The NCAA, in its continuing quest to drive college football fans toward professional soccer, has proposed a number of rule changes for the coming years, the most significant being a change to how excessive celebration and taunting penalties are handled. Good bye, touchdowns. Hello, prudes.
After the jump, find out the details to the NCAA's new celebration penalty and discuss whether or not it will impact any players on the Bronco roster. Is the NCAA taking things too far? Let's talk about it.
The NCAA rules committee, chaired by former Oregon coach Mike Bellotti, proposed a new celebration/taunting rule that could take points off the board for the offending team. Great. Just when New Mexico State thought it had this scoring thing figured out..
If passed, players who draw flags for taunting gestures on their way to a touchdown would have the penalty assessed from the spot of the foul, taking away the score. Penalties that occur in the end zone would continue to be assessed on the extra-point attempt, 2-point conversion try or ensuing kickoff.
The rule is unique to many other celebration penalties because it can either be enforced after the play or during the play - a dual citizenship of football infractions. The rule still must be approved (a foregone conclusion to those in the know), and if passed, it would take effect in the 2011 season, making 2010 a four-month-long Fat Tuesday of taunting.
When it comes to this new rule, the player Bronco fans might get the most uneasy about is Titus Young as his TD celebrations have become a routine source of referee spite. But no worries. Young graduates after the 2010 season, thereby missing out on the newly fundamentalist regime.
Is Boise State likely to have another Titus-Young-type entertainer on its team? Tough to tell. The reaction to Young's celebrations has been media disapproval and Brent Pease spittle, neither of which players are likely to covet. Few other players on the team have had any issues with celebration penalties. But then again, Michael Atkinson has yet to score a touchdown. We'll have to wait and see.
"Leave me alone. I had a very intricate robot dance planned.) (via media.idahostatesman.com)
Do you think any Boise State players will have the same celebration troubles that Young has had?
Post-TD celebrations are not really even the new scorn of this rule. Young's misdeeds all came well into the end zone, so losing TDs would not have applied. However, there are still plenty of standard football hi jinks that could be affected:
- High-stepping into the end zone
- Unnecessary dives and tumbles into the end zone
- TD convoys where players make eye contact with one another
Let's make a deal, college football. You can get rid of the high-stepping and choreographed celebrations if you give us a playoff. I think it's only fair.
But wait. There's more.
The NCAA will not stop at simply taking away celebrations. It also has its eyes on personality, special teams TDs, lower leg modesty, and pre-game fights.

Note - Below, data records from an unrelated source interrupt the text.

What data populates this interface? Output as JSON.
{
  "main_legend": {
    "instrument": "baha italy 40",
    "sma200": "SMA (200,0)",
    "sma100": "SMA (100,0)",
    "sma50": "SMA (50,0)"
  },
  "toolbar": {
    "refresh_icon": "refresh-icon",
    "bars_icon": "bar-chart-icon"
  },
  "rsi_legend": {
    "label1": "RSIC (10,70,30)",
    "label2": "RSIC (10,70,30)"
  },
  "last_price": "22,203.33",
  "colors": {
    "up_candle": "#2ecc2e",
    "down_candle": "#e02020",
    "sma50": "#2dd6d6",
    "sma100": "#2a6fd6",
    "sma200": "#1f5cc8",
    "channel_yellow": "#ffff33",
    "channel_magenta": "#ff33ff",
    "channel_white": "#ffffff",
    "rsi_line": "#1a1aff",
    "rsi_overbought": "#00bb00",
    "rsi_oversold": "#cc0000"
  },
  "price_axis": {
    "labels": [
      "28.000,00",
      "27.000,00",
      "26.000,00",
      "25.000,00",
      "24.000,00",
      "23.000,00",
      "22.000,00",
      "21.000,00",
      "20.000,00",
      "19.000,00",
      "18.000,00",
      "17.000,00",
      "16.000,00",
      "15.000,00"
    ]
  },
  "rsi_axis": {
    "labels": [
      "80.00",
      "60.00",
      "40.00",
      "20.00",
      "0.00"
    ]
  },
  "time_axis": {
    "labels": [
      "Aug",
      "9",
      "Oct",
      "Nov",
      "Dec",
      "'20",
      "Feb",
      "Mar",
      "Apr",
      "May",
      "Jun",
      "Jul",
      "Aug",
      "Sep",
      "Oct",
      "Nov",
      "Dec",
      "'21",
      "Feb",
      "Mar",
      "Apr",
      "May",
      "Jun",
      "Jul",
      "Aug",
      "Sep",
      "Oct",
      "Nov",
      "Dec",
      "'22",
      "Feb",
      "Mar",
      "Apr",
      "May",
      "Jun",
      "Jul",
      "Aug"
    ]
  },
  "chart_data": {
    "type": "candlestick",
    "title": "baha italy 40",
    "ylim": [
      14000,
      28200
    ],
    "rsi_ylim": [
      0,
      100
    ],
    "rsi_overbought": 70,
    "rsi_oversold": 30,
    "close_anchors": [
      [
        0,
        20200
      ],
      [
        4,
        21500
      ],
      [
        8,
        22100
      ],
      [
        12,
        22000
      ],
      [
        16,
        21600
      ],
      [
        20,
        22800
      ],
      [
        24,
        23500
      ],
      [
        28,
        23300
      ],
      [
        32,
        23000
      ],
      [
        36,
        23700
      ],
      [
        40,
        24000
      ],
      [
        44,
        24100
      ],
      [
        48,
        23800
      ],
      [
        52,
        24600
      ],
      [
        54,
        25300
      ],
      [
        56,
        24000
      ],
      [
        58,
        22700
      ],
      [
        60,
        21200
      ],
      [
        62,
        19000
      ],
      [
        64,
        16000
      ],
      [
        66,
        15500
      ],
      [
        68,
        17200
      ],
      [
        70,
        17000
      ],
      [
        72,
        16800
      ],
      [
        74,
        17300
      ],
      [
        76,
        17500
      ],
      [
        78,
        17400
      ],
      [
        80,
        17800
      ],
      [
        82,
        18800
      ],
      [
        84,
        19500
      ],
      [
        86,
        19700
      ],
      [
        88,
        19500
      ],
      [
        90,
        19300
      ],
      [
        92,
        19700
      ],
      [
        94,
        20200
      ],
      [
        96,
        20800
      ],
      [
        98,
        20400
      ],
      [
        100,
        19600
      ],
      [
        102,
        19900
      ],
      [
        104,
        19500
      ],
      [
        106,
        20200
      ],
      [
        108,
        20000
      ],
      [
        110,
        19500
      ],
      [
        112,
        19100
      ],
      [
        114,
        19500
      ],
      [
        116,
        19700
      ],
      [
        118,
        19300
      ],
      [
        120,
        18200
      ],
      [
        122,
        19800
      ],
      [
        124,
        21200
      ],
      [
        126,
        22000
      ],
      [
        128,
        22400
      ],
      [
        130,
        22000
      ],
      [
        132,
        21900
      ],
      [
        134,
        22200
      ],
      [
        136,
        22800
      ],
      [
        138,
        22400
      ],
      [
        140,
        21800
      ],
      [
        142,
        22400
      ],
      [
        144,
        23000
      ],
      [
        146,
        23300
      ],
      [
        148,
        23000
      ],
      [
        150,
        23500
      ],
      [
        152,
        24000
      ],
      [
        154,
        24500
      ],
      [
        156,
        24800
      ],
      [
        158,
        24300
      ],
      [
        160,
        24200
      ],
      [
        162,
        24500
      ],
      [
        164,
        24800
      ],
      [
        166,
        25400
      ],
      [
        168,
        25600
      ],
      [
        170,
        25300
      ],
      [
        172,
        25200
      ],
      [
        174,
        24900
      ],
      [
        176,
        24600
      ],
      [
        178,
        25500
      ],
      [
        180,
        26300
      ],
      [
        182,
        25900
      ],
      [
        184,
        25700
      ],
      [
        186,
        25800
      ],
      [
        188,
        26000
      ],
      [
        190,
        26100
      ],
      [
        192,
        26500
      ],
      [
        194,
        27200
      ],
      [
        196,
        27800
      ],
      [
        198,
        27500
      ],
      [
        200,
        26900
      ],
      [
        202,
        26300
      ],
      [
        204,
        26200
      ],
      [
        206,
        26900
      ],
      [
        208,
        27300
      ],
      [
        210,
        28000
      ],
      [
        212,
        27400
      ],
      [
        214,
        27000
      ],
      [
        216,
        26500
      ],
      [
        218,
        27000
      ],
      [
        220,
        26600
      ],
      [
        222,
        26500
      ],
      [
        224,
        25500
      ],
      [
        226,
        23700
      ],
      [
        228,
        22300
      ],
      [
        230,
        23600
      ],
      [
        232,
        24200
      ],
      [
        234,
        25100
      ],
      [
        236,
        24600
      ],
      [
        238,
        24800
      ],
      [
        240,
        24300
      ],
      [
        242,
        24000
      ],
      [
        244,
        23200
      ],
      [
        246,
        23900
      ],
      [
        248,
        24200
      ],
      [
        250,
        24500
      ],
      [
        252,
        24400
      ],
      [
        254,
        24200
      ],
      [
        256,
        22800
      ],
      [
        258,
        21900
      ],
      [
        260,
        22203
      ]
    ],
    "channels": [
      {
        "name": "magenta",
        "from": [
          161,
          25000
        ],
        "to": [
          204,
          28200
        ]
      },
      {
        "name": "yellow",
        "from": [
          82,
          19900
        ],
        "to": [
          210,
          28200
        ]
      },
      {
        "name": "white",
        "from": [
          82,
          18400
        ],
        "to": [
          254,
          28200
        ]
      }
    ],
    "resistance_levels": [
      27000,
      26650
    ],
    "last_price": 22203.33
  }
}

Among the other NCAA proposals:
- Requiring players who wear "eye black" to use solid black with no words, logos, numbers or other symbols. That will be effective next season.
- Eliminating the intentional "wedge" on kickoffs and punts, a rule the NFL adopted last season.
- Ending the requirement that players' pants always cover the knees.
- Television monitors will be allowed in the press box coaches' booths beginning in 2011. The home team has responsibility for insuring that coaches' booths for both teams have identical television capability.
- Recommending conferences that do not have a pregame warm-up policy use a 10-yard, no-player zone between the 45-yard lines beginning 60 minutes before kickoff.
I guess that consistency on defensive pass interference can wait until next year.
Are you a fan of the NCAA's proposed new celebration penalty? Should touchdowns be taken away due to excessive celebration before the goalline? Will any Boise State player take over Titus Young's reign of celebration iniquities? Share your thoughts in the comments.